As a child living in western India, I grew up reading stories of the valiant Shivaji, arguably the most respected Indian king in the 17th century. One of his generals, the story goes, once invaded a mountain fort at night, using ropes and ace mountain troops. Unfortunately, the general died in the big battle that ensued. His troops, losing courage, started running toward the ropes to escape. The old uncle of the general, himself a fierce warrior, cut the ropes. With no way out, the troops returned, fought hard and won the battle.

A recent interaction with a childhood friend, now a very successful entrepreneur, reminded me of this story. Born the second son to the poor watchman of our building and a housemaid, he grew up in poverty.

To complicate the matters, he had no interest in studies and to his parents’ dismay, eventually dropped out of high school. I moved to the U.S. and we lost touch. Fast-forward 20-plus years, and I am back in my hometown and he is a fabulously wealthy and successful entrepreneur.

His empire spans a range of businesses: from building materials supply to transportation, to beauty care and insurance, to fabrication and real estate development. He still runs all the businesses he ever started.

Intrigued, I met him at his office where he started it all: a fabrication workshop. When I asked him about the principles that helped him succeed, he pointed to the big backup power generator he had installed. In a city suffering from frequent power cuts, such generators are a familiar sight. But most are powerful enough to perform only essential functions without interruption. His generators were powerful enough to run his entire workshop.

He then answered my question with a question of his own, “Can you tell me why I have such a big backup generator?”

“An idle plant and labor is money lost,” I said.

He shook his head. “No, that’s not the reason. However hard it was when I built my first workshop, I can stomach such losses now. But the real reason is the one principle that I have always held supreme: Plug your own exit routes first!”

I asked him to elaborate.

“Most often, schedules slip and commitments are missed because the boss has various ways to rationalize it, first to himself or herself, and then to the customer. I can never blame a missed commitment on power outages!” he explained.

My old friend remains a high-school dropout. He doesn’t know what “schliess thine ausweg” means.

Come to think of it, there’s no sentence like that in any language.
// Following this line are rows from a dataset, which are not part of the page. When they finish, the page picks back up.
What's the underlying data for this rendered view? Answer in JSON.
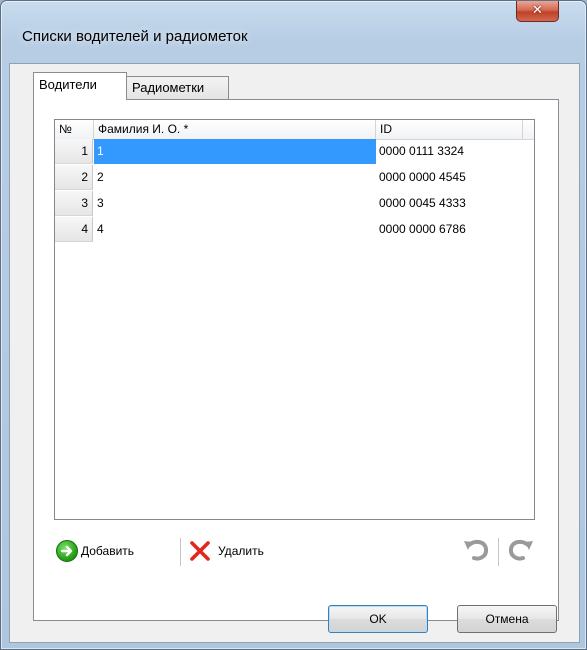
{
  "window": {
    "title": "Списки водителей и радиометок",
    "close_glyph": "✕"
  },
  "tabs": [
    {
      "label": "Водители",
      "active": true
    },
    {
      "label": "Радиометки",
      "active": false
    }
  ],
  "table": {
    "columns": [
      "№",
      "Фамилия И. О. *",
      "ID"
    ],
    "rows": [
      {
        "num": "1",
        "name": "1",
        "id": "0000 0111 3324",
        "selected": true
      },
      {
        "num": "2",
        "name": "2",
        "id": "0000 0000 4545",
        "selected": false
      },
      {
        "num": "3",
        "name": "3",
        "id": "0000 0045 4333",
        "selected": false
      },
      {
        "num": "4",
        "name": "4",
        "id": "0000 0000 6786",
        "selected": false
      }
    ]
  },
  "toolbar": {
    "add_label": "Добавить",
    "delete_label": "Удалить",
    "icons": [
      "arrow-right-circle-icon",
      "red-x-icon",
      "undo-icon",
      "redo-icon"
    ]
  },
  "buttons": {
    "ok": "OK",
    "cancel": "Отмена"
  },
  "colors": {
    "selection": "#3399ff",
    "add_icon": "#2aa31a",
    "delete_icon": "#e0281c",
    "disabled_icon": "#9a9a9a"
  }
}
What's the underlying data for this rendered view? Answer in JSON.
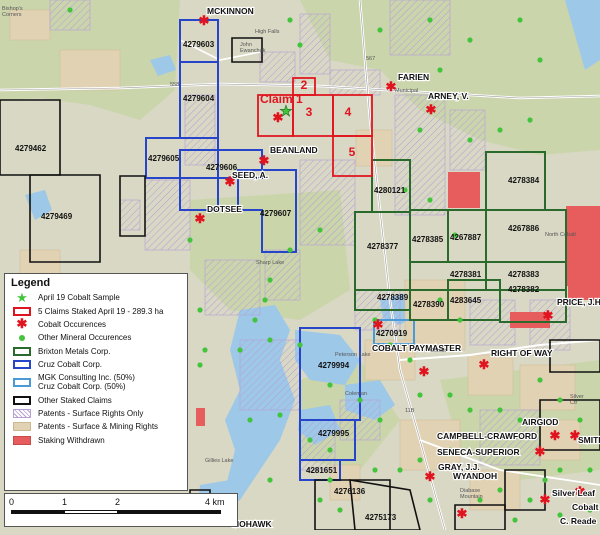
{
  "legend": {
    "title": "Legend",
    "items": [
      {
        "label": "April 19 Cobalt Sample",
        "icon": "green-star-icon"
      },
      {
        "label": "5 Claims Staked April 19 - 289.3 ha",
        "icon": "red-outline-swatch"
      },
      {
        "label": "Cobalt Occurences",
        "icon": "red-asterisk-icon"
      },
      {
        "label": "Other Mineral Occurences",
        "icon": "green-dot-icon"
      },
      {
        "label": "Brixton Metals Corp.",
        "icon": "green-outline-swatch"
      },
      {
        "label": "Cruz Cobalt Corp.",
        "icon": "blue-outline-swatch"
      },
      {
        "label": "MGK Consulting Inc. (50%)\nCruz Cobalt Corp. (50%)",
        "icon": "lightblue-outline-swatch"
      },
      {
        "label": "Other Staked Claims",
        "icon": "black-outline-swatch"
      },
      {
        "label": "Patents - Surface Rights Only",
        "icon": "purple-hatch-swatch"
      },
      {
        "label": "Patents - Surface & Mining Rights",
        "icon": "tan-fill-swatch"
      },
      {
        "label": "Staking Withdrawn",
        "icon": "red-fill-swatch"
      }
    ]
  },
  "scale": {
    "ticks": [
      "0",
      "1",
      "2",
      "4 km"
    ]
  },
  "claims": [
    {
      "id": "4279603",
      "owner": "cruz"
    },
    {
      "id": "4279604",
      "owner": "cruz"
    },
    {
      "id": "4279605",
      "owner": "cruz"
    },
    {
      "id": "4279606",
      "owner": "cruz"
    },
    {
      "id": "4279607",
      "owner": "cruz"
    },
    {
      "id": "4279462",
      "owner": "other"
    },
    {
      "id": "4279469",
      "owner": "other"
    },
    {
      "id": "4280121",
      "owner": "brixton"
    },
    {
      "id": "4278384",
      "owner": "brixton"
    },
    {
      "id": "4278377",
      "owner": "brixton"
    },
    {
      "id": "4278385",
      "owner": "brixton"
    },
    {
      "id": "4267887",
      "owner": "brixton"
    },
    {
      "id": "4267886",
      "owner": "brixton"
    },
    {
      "id": "4278381",
      "owner": "brixton"
    },
    {
      "id": "4278383",
      "owner": "brixton"
    },
    {
      "id": "4278389",
      "owner": "brixton"
    },
    {
      "id": "4278390",
      "owner": "brixton"
    },
    {
      "id": "4283645",
      "owner": "brixton"
    },
    {
      "id": "4278382",
      "owner": "brixton"
    },
    {
      "id": "4270919",
      "owner": "mgk-cruz"
    },
    {
      "id": "4279994",
      "owner": "cruz"
    },
    {
      "id": "4279995",
      "owner": "cruz"
    },
    {
      "id": "4281651",
      "owner": "cruz"
    },
    {
      "id": "4276136",
      "owner": "other"
    },
    {
      "id": "4275173",
      "owner": "other"
    }
  ],
  "new_claims": [
    "2",
    "3",
    "4",
    "5"
  ],
  "new_claim_label": "Claim 1",
  "occurrences": [
    "MCKINNON",
    "FARIEN",
    "ARNEY, V.",
    "BEANLAND",
    "SEED, A.",
    "DOTSEE",
    "PRICE, J.H.",
    "COBALT PAYMASTER",
    "RIGHT OF WAY",
    "AIRGIOD",
    "SMITH",
    "CAMPBELL-CRAWFORD",
    "SENECA-SUPERIOR",
    "GRAY, J.J.",
    "WYANDOH",
    "Silver Leaf",
    "Cobalt",
    "C. Reade",
    "MOHAWK"
  ],
  "map_text": {
    "owner_label": "John\nEwanchuk",
    "place_corners": "Bishop's\nCorners",
    "place_high_falls": "High Falls",
    "place_municipal": "Municipal",
    "place_north_cobalt": "North Cobalt",
    "place_cobalt": "Cobalt",
    "place_sharp_lake": "Sharp Lake",
    "place_coleman": "Coleman",
    "place_peterson_lake": "Peterson Lake",
    "place_gillies_lake": "Gillies Lake",
    "place_diabase": "Diabase\nMountain",
    "place_silver_ctr": "Silver\nCtr",
    "road_558": "558",
    "road_567": "567",
    "road_11b": "11B"
  },
  "colors": {
    "terrain": "#d9d8c4",
    "forest": "#c9d5a8",
    "water": "#9dc8e8",
    "tan": "#e2d2b4",
    "patent_hatch": "#b6a0d6",
    "withdrawn": "#e75d5d",
    "brixton": "#2a6b2d",
    "cruz": "#2645c8",
    "mgk": "#4a9ad8",
    "other": "#111111",
    "new_claims": "#e0141e",
    "occurrence_green": "#43c43c",
    "occurrence_red": "#e0141e"
  }
}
It’s my own mixture of German and medieval English—roughly translated to “plug your escape route.” As a student of German in my college days, I remember thinking that the English “way out” or “escape route” simply didn’t capture the meaning as pithily as “ausweg” does.

Neither my engineering undergrad and graduate studies, nor my Wharton MBA, nor my long management career at Intel Corp. ever taught me how to deal with “ausweg.” In fact, hedging bets, covering behinds, and having a plan B (or plan C and D) was often considered sound management practice in my high-tech, first-world career.

Luckily, my friend was unlucky enough to be a high-school dropout. Struggling to bootstrap his ventures in a third-world economy short on resources, with no access to world-class management wisdom, he was forced to rely on his inner voice and on his unshakable resolve never to let his self-esteem down again—ever. I don’t know of any situation where he has had to cut the ropes.